The year is 1979, which for the aviation world and Yugoslav Airlines itself was far from smooth. The aviation industry had just begun to recover from the global oil shock. JAT, like all DC10 operators, was forced to ground its newly arrived DC10s due to the crash of American Airlines flight 191. This threw the airline’s long haul services into disarray. The airline also feared that passenger numbers would decline by the end of the year, especially on domestic services. However, JAT did manage to post record passenger figures by the end of the year, reintroduce the DC10s and was still riding on some major successes from 1978 including the famous birth of Jugoslav “Jatko” Todev on a flight from Belgrade to Sydney, which brought worldwide media attention for the airline and the introduction of the most modern booking system. 1979 was also the year before JAT underwent mass expansion, service and fleet improvement.

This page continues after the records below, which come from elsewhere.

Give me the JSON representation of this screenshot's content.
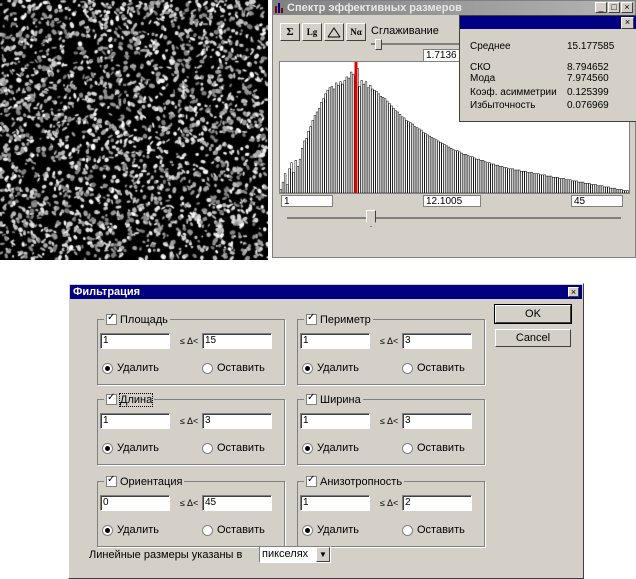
{
  "histogram_window": {
    "title": "Спектр эффективных размеров",
    "toolbar": {
      "sigma": "Σ",
      "lg": "Lg",
      "nalpha": "Nα"
    },
    "smoothing_label": "Сглаживание",
    "smoothing_value": "1.7136",
    "min_value": "1",
    "current_value": "12.1005",
    "max_value": "45",
    "controls": {
      "minimize": "_",
      "maximize": "□",
      "close": "×"
    }
  },
  "stats": {
    "close": "×",
    "rows": [
      {
        "label": "Среднее",
        "value": "15.177585"
      },
      {
        "label": "СКО",
        "value": "8.794652"
      },
      {
        "label": "Мода",
        "value": "7.974560"
      },
      {
        "label": "Коэф. асимметрии",
        "value": "0.125399"
      },
      {
        "label": "Избыточность",
        "value": "0.076969"
      }
    ]
  },
  "chart_data": {
    "type": "bar",
    "title": "",
    "xlabel": "",
    "ylabel": "",
    "marker_color": "#e00000",
    "bar_color": "#ffffff",
    "bar_stroke": "#000000",
    "values": [
      3,
      9,
      16,
      7,
      20,
      25,
      17,
      27,
      22,
      28,
      37,
      43,
      45,
      51,
      55,
      60,
      64,
      67,
      70,
      75,
      78,
      82,
      85,
      87,
      88,
      86,
      91,
      89,
      92,
      90,
      93,
      96,
      95,
      100,
      98,
      96,
      103,
      88,
      93,
      90,
      92,
      87,
      89,
      86,
      85,
      84,
      82,
      80,
      79,
      78,
      76,
      74,
      72,
      70,
      68,
      67,
      65,
      63,
      62,
      60,
      59,
      58,
      57,
      55,
      54,
      53,
      52,
      50,
      49,
      48,
      47,
      46,
      45,
      44,
      43,
      42,
      41,
      40,
      39,
      38,
      37,
      36,
      35,
      35,
      34,
      33,
      32,
      32,
      31,
      30,
      30,
      29,
      28,
      28,
      27,
      27,
      26,
      25,
      25,
      24,
      24,
      23,
      23,
      22,
      22,
      21,
      21,
      20,
      20,
      20,
      19,
      19,
      19,
      18,
      18,
      18,
      17,
      17,
      17,
      16,
      16,
      16,
      15,
      15,
      15,
      14,
      14,
      14,
      13,
      13,
      13,
      12,
      12,
      12,
      11,
      11,
      11,
      10,
      10,
      10,
      9,
      9,
      9,
      8,
      8,
      8,
      7,
      7,
      7,
      6,
      6,
      6,
      5,
      5,
      5,
      4,
      4,
      4,
      3,
      3,
      3,
      2,
      2,
      2
    ]
  },
  "dialog": {
    "title": "Фильтрация",
    "close": "×",
    "ok_label": "OK",
    "cancel_label": "Cancel",
    "le_label": "≤ Δ<",
    "groups": [
      {
        "title": "Площадь",
        "from": "1",
        "to": "15",
        "delete": "Удалить",
        "keep": "Оставить"
      },
      {
        "title": "Периметр",
        "from": "1",
        "to": "3",
        "delete": "Удалить",
        "keep": "Оставить"
      },
      {
        "title": "Длина",
        "from": "1",
        "to": "3",
        "delete": "Удалить",
        "keep": "Оставить"
      },
      {
        "title": "Ширина",
        "from": "1",
        "to": "3",
        "delete": "Удалить",
        "keep": "Оставить"
      },
      {
        "title": "Ориентация",
        "from": "0",
        "to": "45",
        "delete": "Удалить",
        "keep": "Оставить"
      },
      {
        "title": "Анизотропность",
        "from": "1",
        "to": "2",
        "delete": "Удалить",
        "keep": "Оставить"
      }
    ],
    "units_label": "Линейные размеры указаны в",
    "units_value": "пикселях"
  }
}
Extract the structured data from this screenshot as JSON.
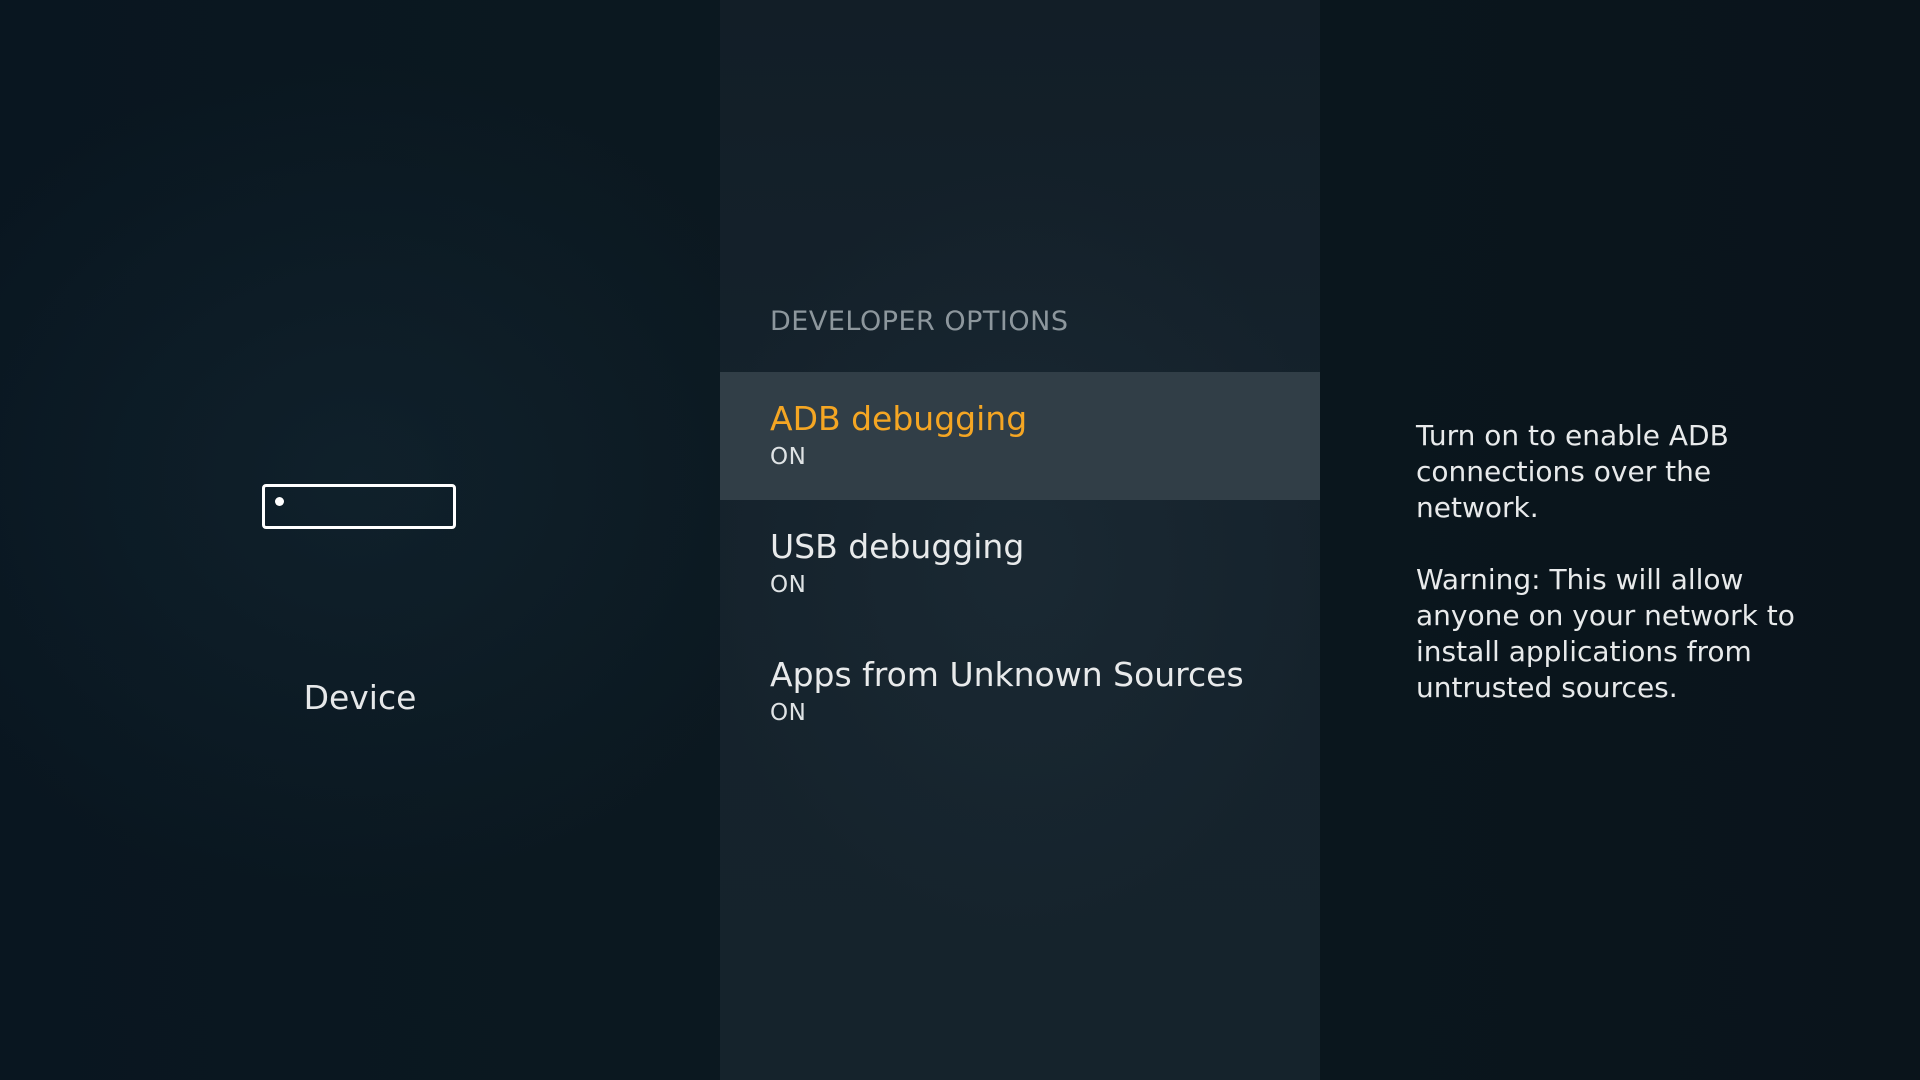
{
  "left": {
    "icon": "fire-tv-device-icon",
    "label": "Device"
  },
  "middle": {
    "section_title": "DEVELOPER OPTIONS",
    "items": [
      {
        "label": "ADB debugging",
        "value": "ON",
        "focused": true
      },
      {
        "label": "USB debugging",
        "value": "ON",
        "focused": false
      },
      {
        "label": "Apps from Unknown Sources",
        "value": "ON",
        "focused": false
      }
    ]
  },
  "right": {
    "description_1": "Turn on to enable ADB connections over the network.",
    "description_2": "Warning: This will allow anyone on your network to install applications from untrusted sources."
  },
  "colors": {
    "focus_text": "#f5a623",
    "focus_background": "#313e47",
    "background": "#0b151c"
  }
}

The following news item was published in 1979 at the beginning of that year’s summer season. It was published in the 141st edition of JAT’s “Newspaper of labour organisation”. The following is the transcript of the news article:
Responsibility fails test

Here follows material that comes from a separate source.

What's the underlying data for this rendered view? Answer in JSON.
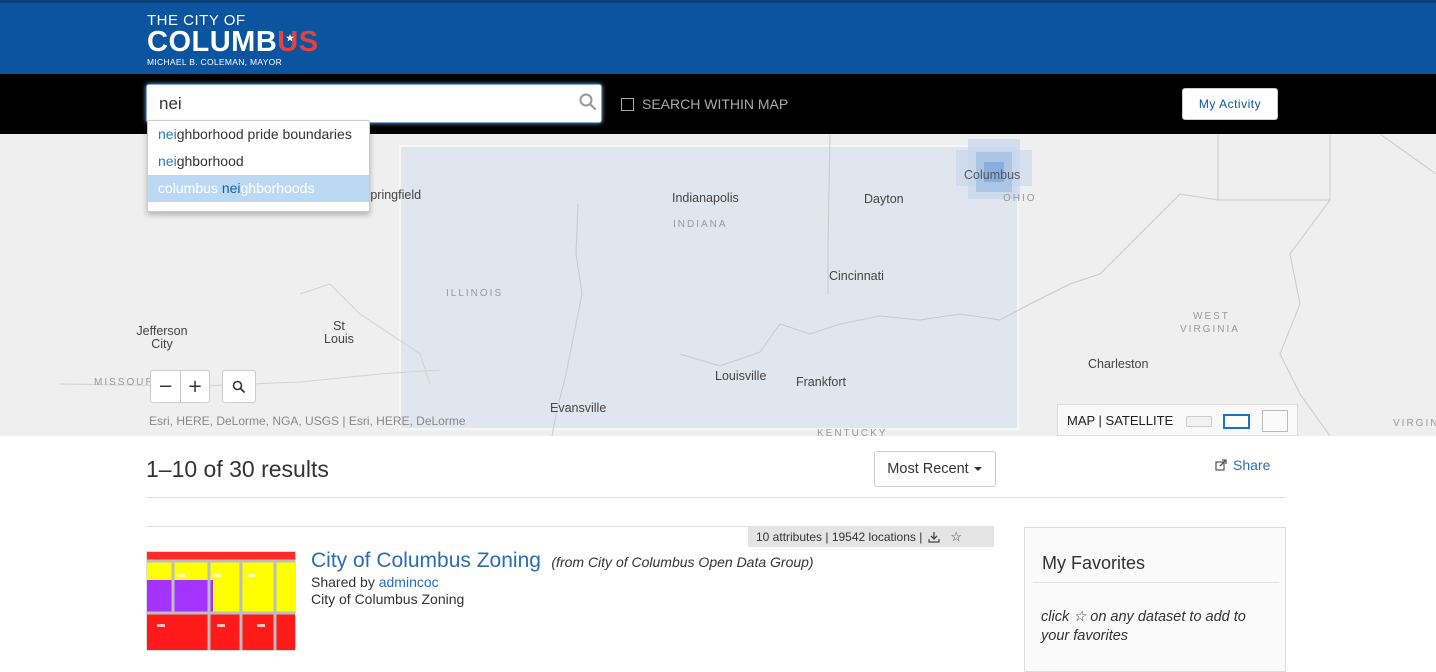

Approximately 10 days ago, Gradimir Mičić, vice president of JAT’s labour board had many reasons to be unhappy and angry. With a few colleagues from the management board (and the author of this article), in the early morning hours, he commenced an ad hock “inspection” of JAT’s aircraft. It is the first of its kind at the airline (and let’s hope, not the last). He found out something that all of us at Yugoslav Airlines knew and something passengers have warned us about. The interior look and cleanliness of our aircraft, prepared for morning departures, as well as customer service cannot be commended and are not up to standard for a world renowned company like JAT.
We must introduce rigorous checks on our aircraft and hold accountable all those that have failed to provide the highest standard of service on our aircraft. This has been agreed at the latest meeting of the airline’s management board. This situation must be resolved as soon as possible so JAT can become a leader in customer service and the nice look of its cabins rather than just the operation of modern aircraft which keeps us at the top of world standards today. So what is this all about? The night before the inspection at 23.59, a Boeing B707 was schedule to depart to America. However, due to technical problems the flight’s departure time was delayed until 07.00, with passengers accommodated in Hotel Yugoslavia. From our technical division we were told the aircraft would be ready to depart in the morning. At 6.00 we found the B707 in front of the hanger without mechanics or anyone working on the aircraft. Offcourse, the plane did not depart on time. Passengers were brought to the airport at 06.00 (woke up at 05.00) without any need. Work began at 07.00 and the aircraft departed at 11.00. We can only imagine the dissatisfaction of our passengers. Another example would be a domestic DC9 flight which was to depart at 06.30. At 06.07 the mechanics arrived to do regular pre-take off checks and catering was loaded on the aircraft at 06.13. The pilot turned on the engines at 06.20. We believe that the technicians and the catering should have arrived at least half an hour earlier. Why they didn’t – we don’t know. A third example would be a flight arriving from the Middle East early in the morning. The technical report the cabin crew had to fill in was not done regularly throughout the flight and worst still it was soaked in coffee. We also found that on the DC9, registered JY-AKF (leased from Jersey European Aiways), the refrigerator was not working which means that drinks were not served cold and there was no ice.
We must improve the situation immediately as we face strong competition. We cannot allow articles titled “Fly JAT if you have nothing better to do”, which appeared in a Belgrade newspaper, to ruin our image. We will act at once.
NEXT WEEK: World first – artworks auctioned over the Atlantic on JAT.